━━━━━ Data for processing ━━━━━
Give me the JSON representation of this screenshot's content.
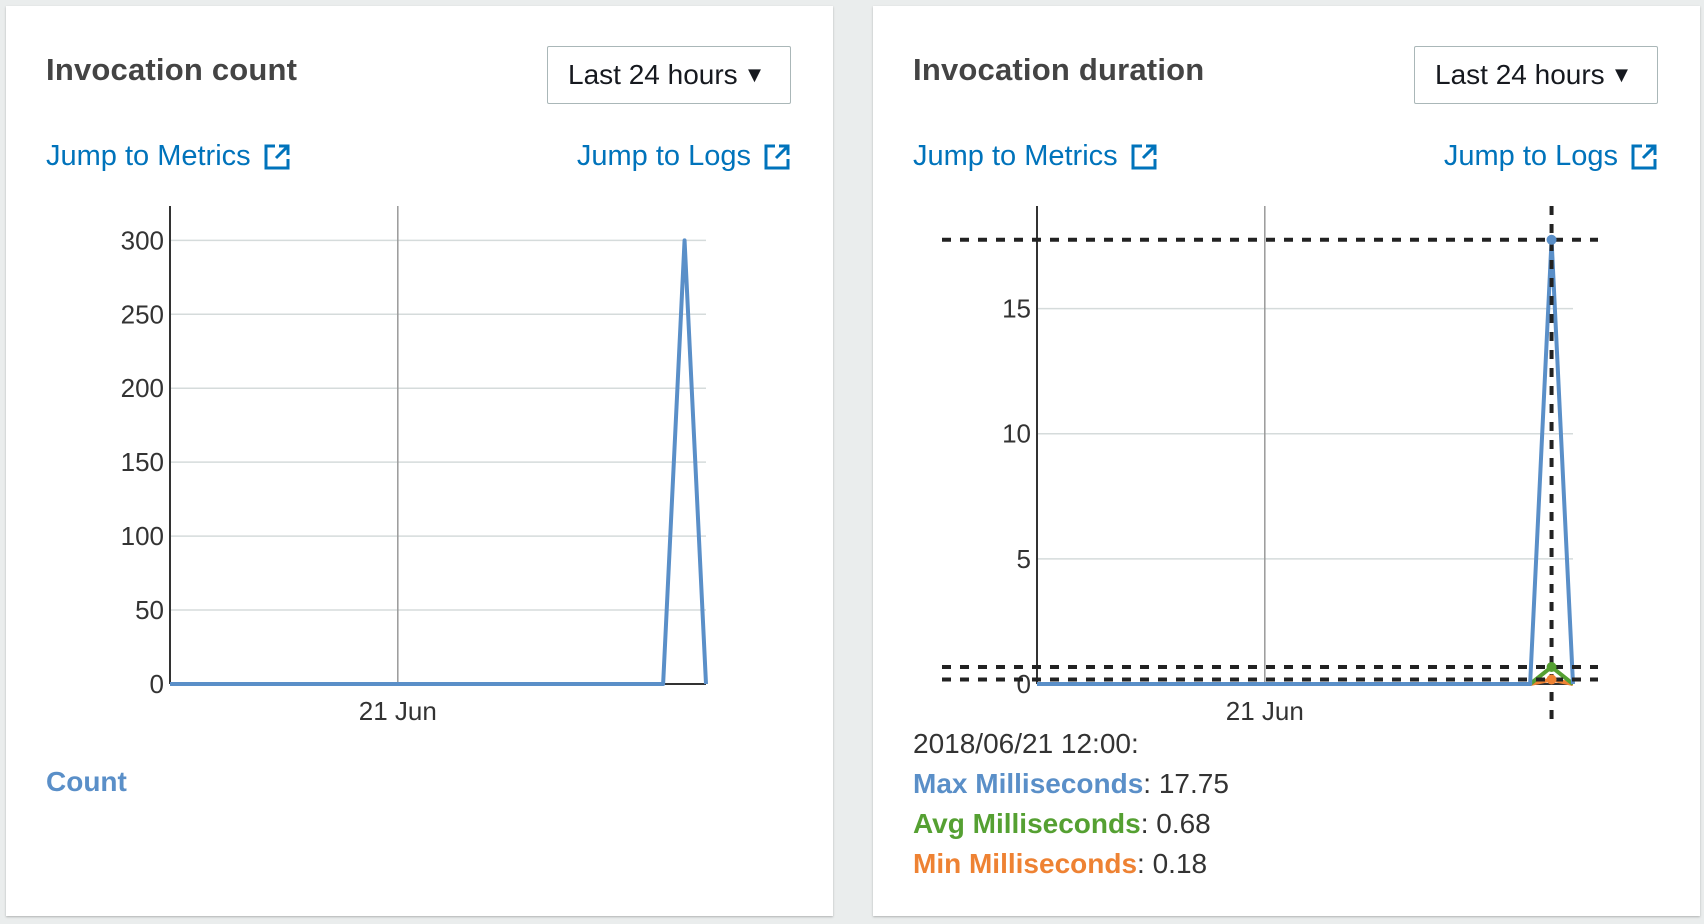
{
  "panels": {
    "count": {
      "title": "Invocation count",
      "range_label": "Last 24 hours",
      "metrics_link": "Jump to Metrics",
      "logs_link": "Jump to Logs",
      "legend": "Count"
    },
    "duration": {
      "title": "Invocation duration",
      "range_label": "Last 24 hours",
      "metrics_link": "Jump to Metrics",
      "logs_link": "Jump to Logs",
      "tooltip": {
        "timestamp": "2018/06/21 12:00:",
        "rows": [
          {
            "name": "Max Milliseconds",
            "value": ": 17.75"
          },
          {
            "name": "Avg Milliseconds",
            "value": ": 0.68"
          },
          {
            "name": "Min Milliseconds",
            "value": ": 0.18"
          }
        ]
      }
    }
  },
  "colors": {
    "link": "#0073bb",
    "max": "#5a8fc8",
    "avg": "#55a032",
    "min": "#ee8233",
    "grid": "#d5dbdb",
    "axis": "#333333"
  },
  "chart_data": [
    {
      "type": "line",
      "x_tick_labels": [
        "21 Jun"
      ],
      "ylim": [
        0,
        330
      ],
      "y_ticks": [
        0,
        50,
        100,
        150,
        200,
        250,
        300
      ],
      "grid": true,
      "legend": "bottom-left",
      "series": [
        {
          "name": "Count",
          "color": "#5a8fc8",
          "x": [
            0,
            0.2,
            0.4,
            0.6,
            0.8,
            0.92,
            0.96,
            1.0
          ],
          "values": [
            0,
            0,
            0,
            0,
            0,
            0,
            300,
            0
          ]
        }
      ]
    },
    {
      "type": "line",
      "x_tick_labels": [
        "21 Jun"
      ],
      "ylim": [
        0,
        19.5
      ],
      "y_ticks": [
        0,
        5,
        10,
        15
      ],
      "grid": true,
      "crosshair": {
        "x": 0.96,
        "y_values": [
          17.75,
          0.68,
          0.18
        ]
      },
      "series": [
        {
          "name": "Max Milliseconds",
          "color": "#5a8fc8",
          "x": [
            0,
            0.2,
            0.4,
            0.6,
            0.8,
            0.92,
            0.96,
            1.0
          ],
          "values": [
            0,
            0,
            0,
            0,
            0,
            0,
            17.75,
            0
          ]
        },
        {
          "name": "Avg Milliseconds",
          "color": "#55a032",
          "x": [
            0,
            0.2,
            0.4,
            0.6,
            0.8,
            0.92,
            0.96,
            1.0
          ],
          "values": [
            0,
            0,
            0,
            0,
            0,
            0,
            0.68,
            0
          ]
        },
        {
          "name": "Min Milliseconds",
          "color": "#ee8233",
          "x": [
            0,
            0.2,
            0.4,
            0.6,
            0.8,
            0.92,
            0.96,
            1.0
          ],
          "values": [
            0,
            0,
            0,
            0,
            0,
            0,
            0.18,
            0
          ]
        }
      ]
    }
  ]
}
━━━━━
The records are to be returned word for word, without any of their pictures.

Give me the JSON representation of this screenshot's content.
{
  "panels": {
    "count": {
      "title": "Invocation count",
      "range_label": "Last 24 hours",
      "metrics_link": "Jump to Metrics",
      "logs_link": "Jump to Logs",
      "legend": "Count"
    },
    "duration": {
      "title": "Invocation duration",
      "range_label": "Last 24 hours",
      "metrics_link": "Jump to Metrics",
      "logs_link": "Jump to Logs",
      "tooltip": {
        "timestamp": "2018/06/21 12:00:",
        "rows": [
          {
            "name": "Max Milliseconds",
            "value": ": 17.75"
          },
          {
            "name": "Avg Milliseconds",
            "value": ": 0.68"
          },
          {
            "name": "Min Milliseconds",
            "value": ": 0.18"
          }
        ]
      }
    }
  },
  "colors": {
    "link": "#0073bb",
    "max": "#5a8fc8",
    "avg": "#55a032",
    "min": "#ee8233",
    "grid": "#d5dbdb",
    "axis": "#333333"
  },
  "chart_data": [
    {
      "type": "line",
      "x_tick_labels": [
        "21 Jun"
      ],
      "ylim": [
        0,
        330
      ],
      "y_ticks": [
        0,
        50,
        100,
        150,
        200,
        250,
        300
      ],
      "grid": true,
      "legend": "bottom-left",
      "series": [
        {
          "name": "Count",
          "color": "#5a8fc8",
          "x": [
            0,
            0.2,
            0.4,
            0.6,
            0.8,
            0.92,
            0.96,
            1.0
          ],
          "values": [
            0,
            0,
            0,
            0,
            0,
            0,
            300,
            0
          ]
        }
      ]
    },
    {
      "type": "line",
      "x_tick_labels": [
        "21 Jun"
      ],
      "ylim": [
        0,
        19.5
      ],
      "y_ticks": [
        0,
        5,
        10,
        15
      ],
      "grid": true,
      "crosshair": {
        "x": 0.96,
        "y_values": [
          17.75,
          0.68,
          0.18
        ]
      },
      "series": [
        {
          "name": "Max Milliseconds",
          "color": "#5a8fc8",
          "x": [
            0,
            0.2,
            0.4,
            0.6,
            0.8,
            0.92,
            0.96,
            1.0
          ],
          "values": [
            0,
            0,
            0,
            0,
            0,
            0,
            17.75,
            0
          ]
        },
        {
          "name": "Avg Milliseconds",
          "color": "#55a032",
          "x": [
            0,
            0.2,
            0.4,
            0.6,
            0.8,
            0.92,
            0.96,
            1.0
          ],
          "values": [
            0,
            0,
            0,
            0,
            0,
            0,
            0.68,
            0
          ]
        },
        {
          "name": "Min Milliseconds",
          "color": "#ee8233",
          "x": [
            0,
            0.2,
            0.4,
            0.6,
            0.8,
            0.92,
            0.96,
            1.0
          ],
          "values": [
            0,
            0,
            0,
            0,
            0,
            0,
            0.18,
            0
          ]
        }
      ]
    }
  ]
}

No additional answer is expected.